    Knowing if an induction proof is too shallow requires understanding your core, and the trace produced during induction.

    As I teach in my formal methods course, there are three kinds of assertion failures during induction: 1) those that fail at the last time step, 2) those that fail the time step before that, and 3) those whose failure can be tracked to earlier in the trace. Typically, in the third case, an assertion is sufficient to bring the design back in line. If the data necessary to make the assertion isn’t part of the trace, such as if it’s dependent upon something that happened earlier, then you either need to add a register to capture the dependency or you need to increase the depth of the trace.

    The reason that my serial port receive proof is so long is that I had a criteria that the clock in the serial port transmitter would never be off by more than half a baud interval at the end of the transmission. Measuring how far that would be at every time step required a multiplication function–something that doesn’t work well with formal methods. As a result, I was forced to only checking this value at the end of every baud interval, and using power-of-two properties. This fixed the induction length to at least one baud interval in length.

  6. Some problems are just too hard

    Two classic examples are multiplies and encryption. Of the two, formally verifying designs with multipliers within them is an area of active research. I wouldn’t be surprised to see some breakthroughs in the near future. Formally verifying designs with encryption within them should be and should remain a hard problem, otherwise the encryption isn’t worth its salt.

    I like to get around this problem by replacing the internal multiplier or encryption result with a solver chosen value. This can work for DSP problems, making it possible to still apply formal methods to DSP algorithms although the result is often not quite as satisfying.

The Beginner Mistake

The big mistake I’ve seen beginners make is to take a large and complex core, often one with several component files having no formal properties, and then try to formally verify that a single property holds for all time.

This is a recipe for both frustration and failure.

A classic example would be a user who finds a CPU core on opencores, knows nothing about it, but still wants to know if an assertion about it will pass.

Instead, start your formal verification work at the bottom level of a design with what I often call “leaf modules”–modules that have no submodules beneath them. Formal verification, and particularly verification using induction, is not a black box exercise. Passing an induction test requires an intimate knowledge of the design in question, and several assertions within the design. Building those assertions from the bottom up makes it easier to get a property to pass later at the top level.

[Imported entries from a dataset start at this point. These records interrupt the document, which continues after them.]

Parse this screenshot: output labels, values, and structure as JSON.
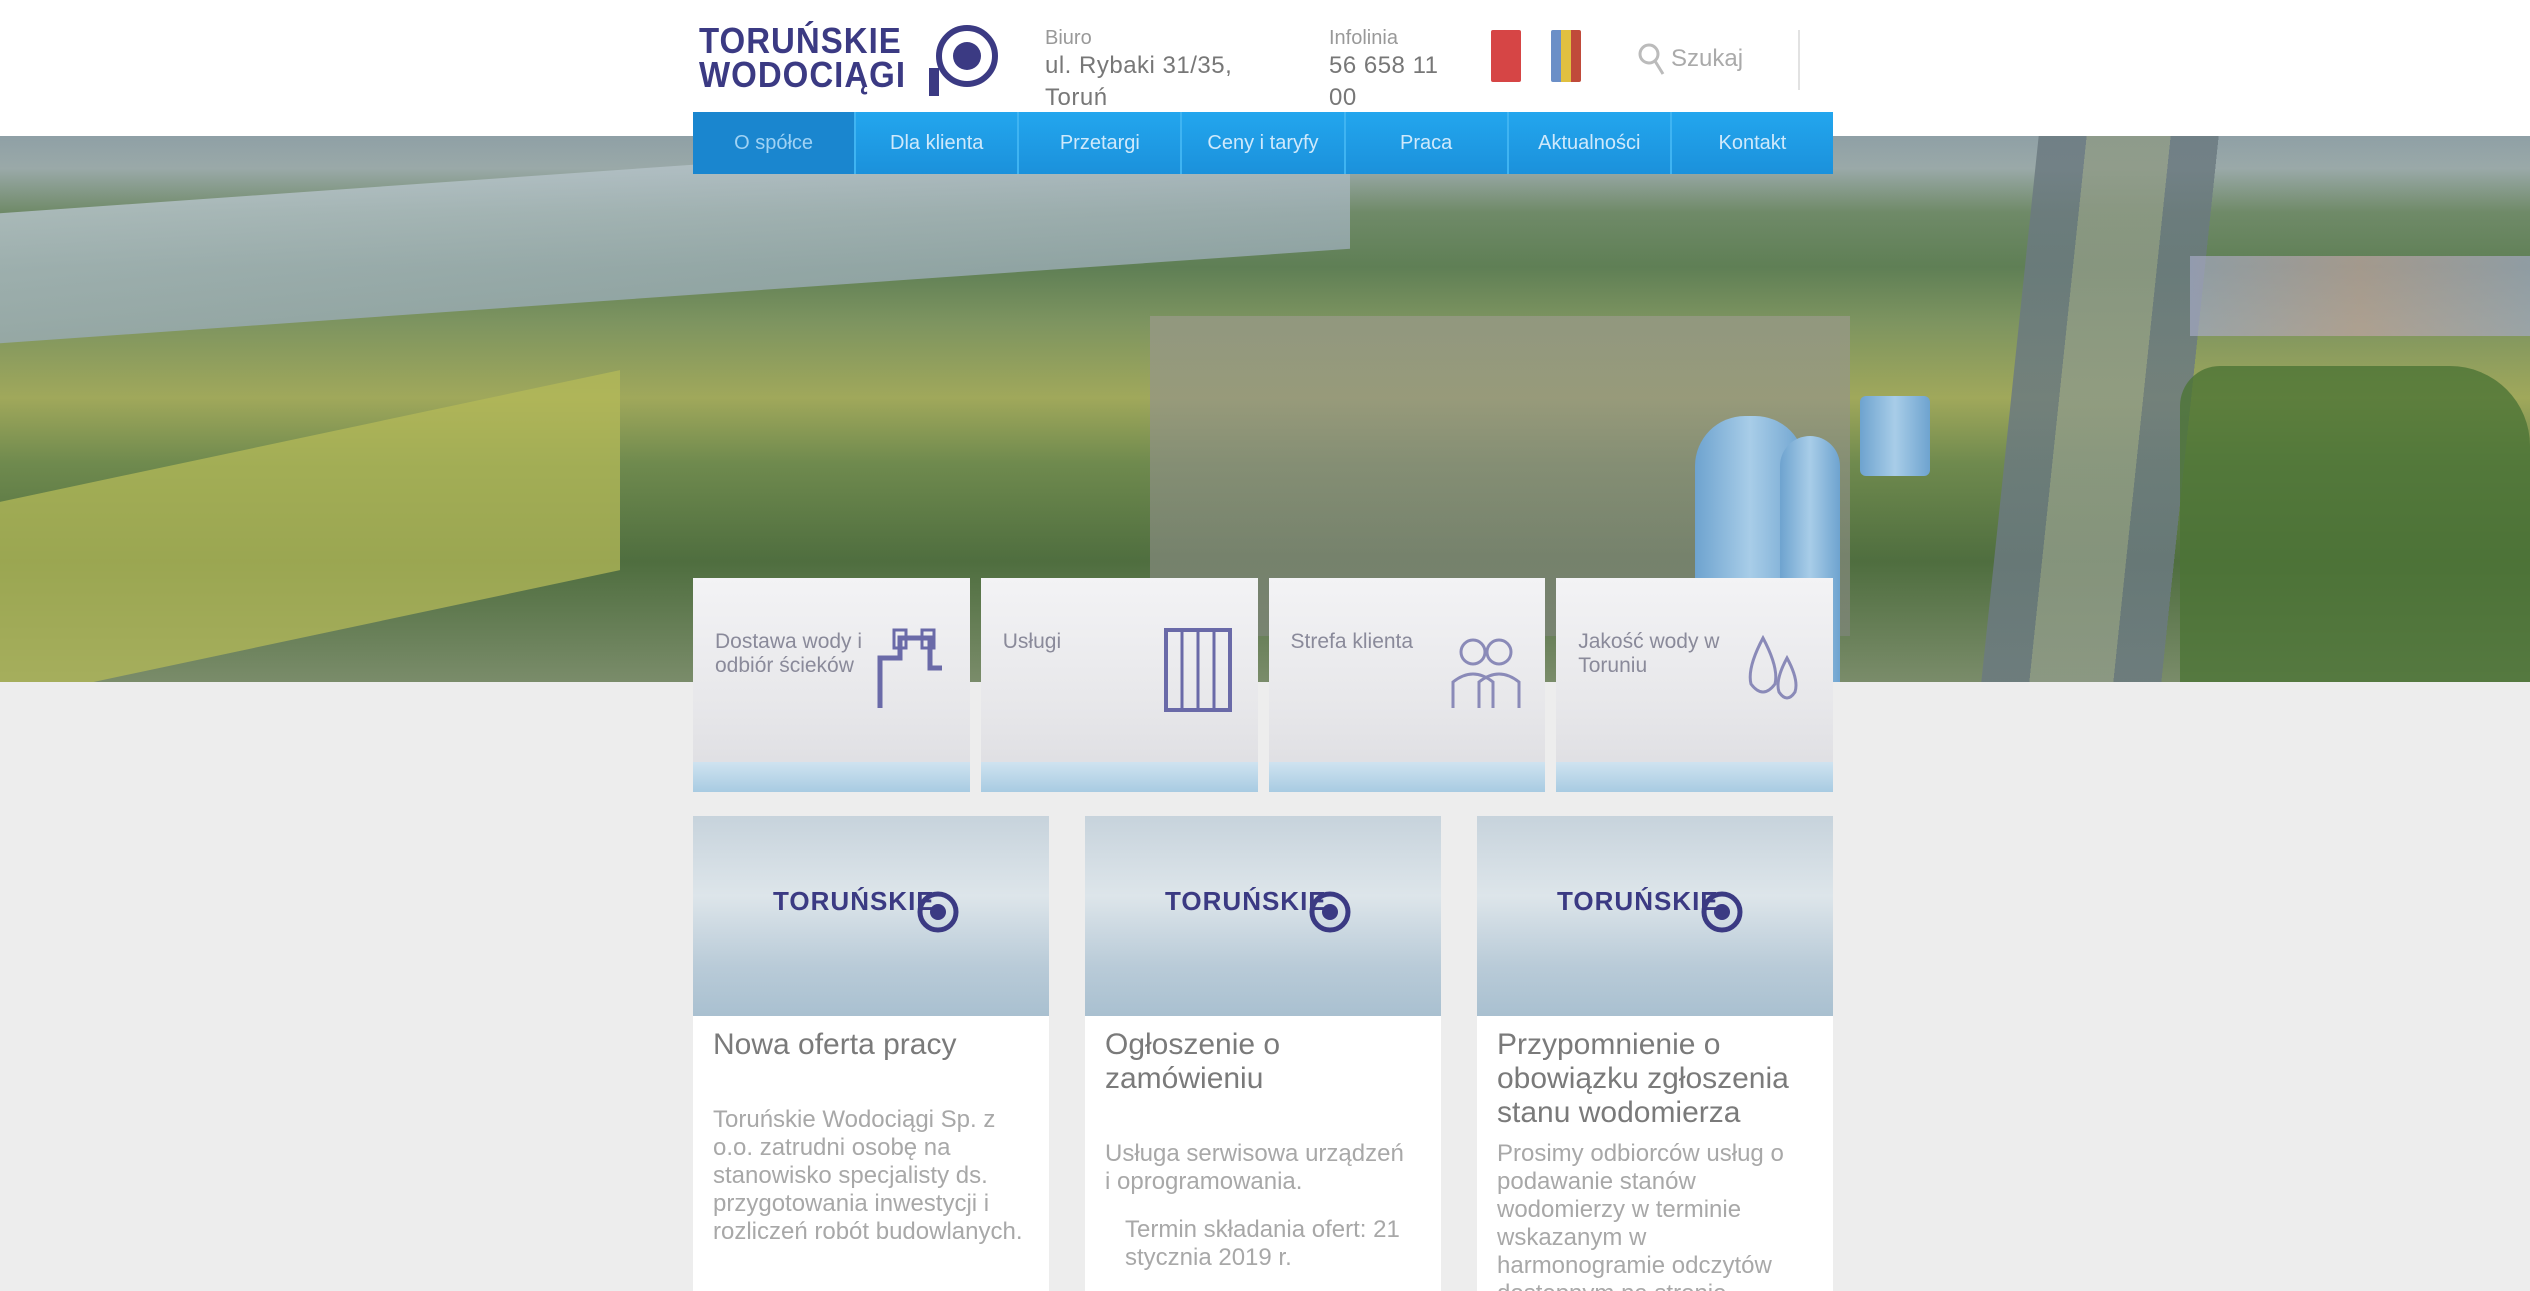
{
  "header": {
    "logo_line_1": "TORUŃSKIE",
    "logo_line_2": "WODOCIĄGI",
    "contact_1_label": "Biuro",
    "contact_1_value": "ul. Rybaki 31/35, Toruń",
    "contact_2_label": "Infolinia",
    "contact_2_value": "56 658 11 00",
    "search_placeholder": "Szukaj"
  },
  "nav": {
    "items": [
      "O spółce",
      "Dla klienta",
      "Przetargi",
      "Ceny i taryfy",
      "Praca",
      "Aktualności",
      "Kontakt"
    ]
  },
  "services": [
    {
      "label": "Dostawa wody i odbiór ścieków"
    },
    {
      "label": "Usługi"
    },
    {
      "label": "Strefa klienta"
    },
    {
      "label": "Jakość wody w Toruniu"
    }
  ],
  "news": [
    {
      "title": "Nowa oferta pracy",
      "text": "Toruńskie Wodociągi Sp. z o.o. zatrudni osobę na stanowisko specjalisty ds. przygotowania inwestycji i rozliczeń robót budowlanych."
    },
    {
      "title": "Ogłoszenie o zamówieniu",
      "text": "Usługa serwisowa urządzeń i oprogramowania.",
      "sub": "Termin składania ofert: 21 stycznia 2019 r."
    },
    {
      "title": "Przypomnienie o obowiązku zgłoszenia stanu wodomierza",
      "text": "Prosimy odbiorców usług o podawanie stanów wodomierzy w terminie wskazanym w harmonogramie odczytów dostępnym na stronie."
    }
  ]
}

I should mention that there are several solvers that do not require this intimate internal knowledge, such as the abc pdr solver or either of the aiger solvers aiger avy or aiger suprove, and so I’ve seen beginners attempt to use these solvers for this purpose as well. Sadly, these solvers are not well suited for such large designs, and they tend not to provide any progress feedback along the way. The result tends to be user complaints that the solver hangs or crashes, when in reality the problem was that the user was expecting too much from the tool.

This is also one of those reasons why formal verification works so well at the design stage, rather than as a separate verification stage done by a new team of engineers. It is the designer who knows how to constrain the values within his own design–not the verification engineer.

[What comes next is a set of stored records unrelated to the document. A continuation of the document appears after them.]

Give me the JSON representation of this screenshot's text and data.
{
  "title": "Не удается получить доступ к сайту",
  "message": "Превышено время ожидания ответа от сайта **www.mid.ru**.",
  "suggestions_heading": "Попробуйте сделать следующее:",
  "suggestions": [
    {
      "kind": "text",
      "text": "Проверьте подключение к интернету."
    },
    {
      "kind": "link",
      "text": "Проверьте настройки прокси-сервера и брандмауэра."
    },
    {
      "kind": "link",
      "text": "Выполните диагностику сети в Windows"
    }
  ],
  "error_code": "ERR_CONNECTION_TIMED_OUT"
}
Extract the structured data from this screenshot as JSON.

Despite its reputation for computational complexity, hardware formal verification tends to be very fast in practice today. It’s often faster than both simulation and synthesis, allowing a designer to iterate on his design faster than he would with either of these other approaches.

If you’ve never tried formal verification, then let me invite you to work through my beginning verilog tutorial. Once you get past the second lesson, every design will involve formally verifying that it works before ever trying to implement the design on actual hardware. Indeed, the background you will need for more complicated projects is to be gained by working on simpler projects–as it is in many other fields.